hultmanLisa Hultman is a PhD candidate in Peace and Conflict Research at Uppsala University, Sweden, from where she also holds an MA (2002). She is spending a semester at Yale primarily funded by a grant from the Sasakawa Foundation. Her dissertation project concerns the targeting of civilians in intrastate armed conflicts, with a focus on how it relates to the overall conflict dynamics. The project deals with both governments and rebel groups, and examines their interaction in terms of relative military capabilities and exchange of information in order to explain why they sometimes choose to intentionally target civilians. During her semester at the Program on OCV, she will develop and evaluate empirically the micro-level implications of the theory.


Luis de la Calle Robles is a Ph.D. candidate at the Center for Advanced Social Sciences of the Juan March Institute, from where he received his MA. He has a BA in Sociology from the University of Salamanca. His work focuses on the study of political violence in contexts where nationalist sentiments prevail. His dissertation aims at explaining the differential use of violence by Western nationalist movements in their quest for internal devolution of power. During his stay at Yale he elaborated his topic and engaged in collaborative research with students and faculty.

Ignacio CuencaIgnacio Sánchez Cuenca is a Doctor Miembro del Instituto Juan March and Associate Professor of Sociology in Universidad Complutense de Madrid. He has been Assistant Professor in the Sociology Department, Universidad de Salamanca and Associate Professor in the Political Science Department at the Universidad Pompeu Fabra in Barcelona. He has also been a Visiting Scholar in New York University and taught courses in methodology at the Centro de Investigaciones Sociológicas in Madrid. His most recent publications include “The Political Basis of Support for European Integration”, 2000, “Los efectos de la acción de gobierno en el voto durante la etapa socialista” (with Belén Barriero, 2000) and ETA contra el Estado (2001). Ignacio Sánchez Cuenca will be the Rice Family Foundation Visiting Professor in the department of Political Science and The MacMillan Center in 2004-05.

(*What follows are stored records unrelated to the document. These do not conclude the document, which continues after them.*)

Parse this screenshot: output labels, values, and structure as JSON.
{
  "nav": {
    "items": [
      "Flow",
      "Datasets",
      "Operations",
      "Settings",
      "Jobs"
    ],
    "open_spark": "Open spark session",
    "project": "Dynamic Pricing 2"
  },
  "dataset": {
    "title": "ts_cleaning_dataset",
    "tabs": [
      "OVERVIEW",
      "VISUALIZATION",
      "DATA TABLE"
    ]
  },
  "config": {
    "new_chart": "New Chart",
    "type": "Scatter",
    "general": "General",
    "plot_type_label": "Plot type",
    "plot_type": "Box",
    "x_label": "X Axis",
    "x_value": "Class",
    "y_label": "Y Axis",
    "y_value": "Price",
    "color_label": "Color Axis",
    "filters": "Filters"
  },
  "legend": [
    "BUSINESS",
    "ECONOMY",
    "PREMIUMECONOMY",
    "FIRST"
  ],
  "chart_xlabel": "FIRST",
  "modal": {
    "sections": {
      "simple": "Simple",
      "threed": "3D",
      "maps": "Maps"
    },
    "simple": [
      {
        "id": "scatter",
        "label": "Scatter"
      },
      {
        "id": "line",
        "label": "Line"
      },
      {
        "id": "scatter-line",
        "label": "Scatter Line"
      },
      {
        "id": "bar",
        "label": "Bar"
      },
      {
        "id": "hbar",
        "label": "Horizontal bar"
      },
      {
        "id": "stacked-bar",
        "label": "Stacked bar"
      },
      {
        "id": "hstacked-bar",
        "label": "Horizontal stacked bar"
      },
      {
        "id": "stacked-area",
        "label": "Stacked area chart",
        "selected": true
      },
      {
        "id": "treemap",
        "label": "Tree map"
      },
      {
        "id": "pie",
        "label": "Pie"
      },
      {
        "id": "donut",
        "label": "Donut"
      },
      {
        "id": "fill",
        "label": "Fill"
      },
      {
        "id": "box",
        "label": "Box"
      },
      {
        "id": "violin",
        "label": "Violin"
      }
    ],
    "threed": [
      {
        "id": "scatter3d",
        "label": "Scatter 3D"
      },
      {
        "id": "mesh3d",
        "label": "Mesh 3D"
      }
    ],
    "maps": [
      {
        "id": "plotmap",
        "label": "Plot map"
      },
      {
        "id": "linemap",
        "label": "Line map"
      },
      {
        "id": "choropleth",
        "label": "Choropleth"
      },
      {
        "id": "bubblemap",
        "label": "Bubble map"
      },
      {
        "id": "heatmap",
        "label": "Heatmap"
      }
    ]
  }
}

Artur ZimermanArtur Zimerman is a Ph.D. candidate in the department of Political Science at the University of Sao Paulo, Brazil. He holds a B.A. degree in Political Science and International Relations and an M.A. in Social Science with emphasis in Public Policy and Public Administration, both from the The Hebrew University of Jerusalem, Israel (1999). He also holds a Peace Research certificate from Oslo University, Norway (1997). He has received several grants, including CNPq (Brazilian ministry of education), Ford Foundation, CAPES, and the Norwegian ministry of foreign affairs. His dissertation “Land tenure as a Determinant of Civil Wars: Why Not in Brazil?” explores the effect of land distribution in both crossnational econometric models of civil war and a subnational study of Brazil. During his stay at the Program in Order, Conflict, and Violence, he elaborated his topic and built a dataset.